This FactCheck article does a pretty good job summarizing our recent baby formula issues. I'm reminded that when you hear "should immigrant babies get formula before American babies?" that a better question would be: so babies don't deserve formula merely because they're immigrants? And if the answer is "well, not before our babies do," then ask why the Greatest Nation on Earth should have to choose. Marcus Aurelius would shake his head at all of that.
Colorado Republican gubernatorial candidate wants to bring the Electoral College to Colorado statewide elections! Why a man would think "doing away with the popular vote for statewide elected officials" is a winning message is a bit of a mystery. If he were to somehow succeed in this nefarious plan, I can't say for sure our Supreme Court would strike it down, even though precedent commands it. Perhaps Sam Alito would say one-person-one-vote isn't a deeply-rooted enough right.
An anti-price-gouging bill aimed at oil corporations -- not the Windfall Profits Tax Act, but not a bad bill -- barely passed the House, with four House Democrats joining all Republicans in voting against it. Naturally Democrat anti-bill arguments were all hostage-taking: if we fight price-gouging, what will we do when we need more oil later? Why, you could argue against almost anything that way! If we put this CEO in jail for butchering his secretary and drinking her blood and eating the flesh from her bones, what'll we do when we need his leadership later? Of course, a truly great nation wouldn't need to answer that, because a truly great nation would train its people up into greatness. Clearly we've failed there with folks like Rep. Kathleen Rice, last heard helping to scuttle efforts to allow Medicare to negotiate drug prices.
Hamilton Nolan at In These Times tells us that the Amazon Labor Union victory in Staten Island, NY, requires organizers to recognize that "all of the time unions spend arguing with one another over who has the right to organize which workers, in which industry, at which company is one gargantuan waste of time." You'd think unions would already have thought of that, being on the ropes for the last 40-odd years as the share of union workers in the economy has dwindles from around 33% to around 10%, but then being on the ropes against an economy that seems to grow more diabolical by the day may make you inclined to cling to what you've been doing and tell yourself you just need to do it harder. Still, as Mr. Nolan says, "(b)uilding multi-union coalitions requires unions to recognize the futility of arguing over jurisdiction, and instead do the opposite: combine forces and organize without freaking out over who gets to put their label on the end product."
When I read David Brooks telling us that liberals need to stop looking down on right-wingers and pretending that only they have a monopoly on understanding right and wrong, I am tempted to replace the word "liberal" with the word "right-winger" everywhere in that op-ed and guess what? It works about as well that way; liberals certainly have no monopoly on believing their way is the only way. David Brooks apparently didn't hear any right-wingers calling Iraq war opponents traitors 20 years ago, let alone right-wingers constantly calling liberals weak since time immemorial, and that's the kind of blind spot that'll never help you ingratiate yourself with your new Democrat friends. (And those of us who do not imagine a wall between what Mr. Brooks calls the "moral freedom" ethos and the "you are not your own" ethos won't be persuaded, or even enriched, by the last 36 paragraphs.
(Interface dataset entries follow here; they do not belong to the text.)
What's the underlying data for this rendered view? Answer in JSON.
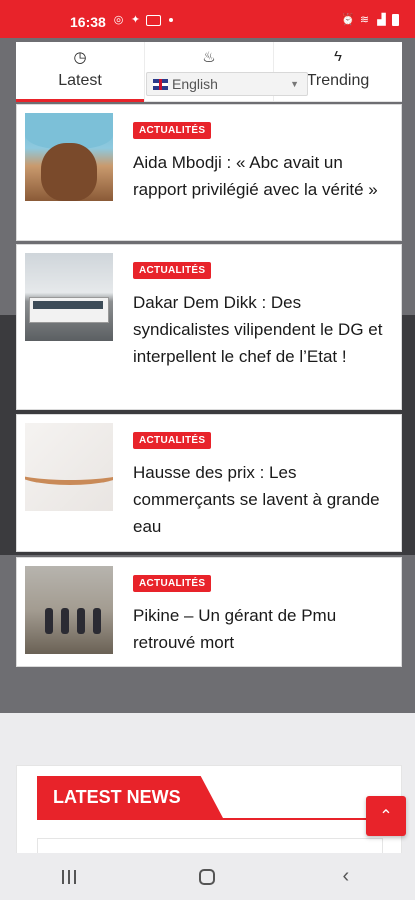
{
  "status_bar": {
    "time": "16:38",
    "left_icons": [
      "whatsapp-icon",
      "twitter-icon",
      "news-app-icon",
      "dot-icon"
    ],
    "right_icons": [
      "alarm-icon",
      "wifi-icon",
      "signal-icon",
      "battery-icon"
    ]
  },
  "tabs": [
    {
      "label": "Latest",
      "icon": "clock-icon",
      "active": true
    },
    {
      "label": "",
      "icon": "fire-icon",
      "active": false
    },
    {
      "label": "Trending",
      "icon": "bolt-icon",
      "active": false
    }
  ],
  "language_select": {
    "value": "English",
    "icon": "uk-flag-icon"
  },
  "articles": [
    {
      "category": "ACTUALITÉS",
      "title": "Aida Mbodji : « Abc avait un rapport privilégié avec la vérité »"
    },
    {
      "category": "ACTUALITÉS",
      "title": "Dakar Dem Dikk : Des syndicalistes vilipendent le DG et interpellent le chef de l’Etat !"
    },
    {
      "category": "ACTUALITÉS",
      "title": "Hausse des prix : Les commerçants se lavent à grande eau"
    },
    {
      "category": "ACTUALITÉS",
      "title": "Pikine – Un gérant de Pmu retrouvé mort"
    }
  ],
  "latest_news": {
    "title": "LATEST NEWS"
  },
  "scroll_top": {
    "icon": "chevron-up-icon"
  },
  "colors": {
    "accent": "#e8232a"
  }
}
We certainly won't be convinced that the conservative worldview's "existential()...crisis" is a recent phenomenon. That carcass has been stinking up the joint for years.)
Finally, a right-winger actually tells Congress, under oath, that "places like Washington, D.C." use fetuses to power street lamps. As with right-wing efforts to call everyone who doesn't beat up a gay person a "groomer," I think legal remedies already exist to redress such absurdities. Never mind that she actually said that under oath; anyone can pretend they thought what they said was true as far as they "knew." No, someone with standing to sue needs to sue her -- someone with decision-making power in the D.C. utility grid, perhaps? And no, her saying "places like Washington, D.C." won't give her wiggle room; everyone knows what she meant. Playing whack-a-mole with these lies won't save us, but getting the liars to pay in a court of law might.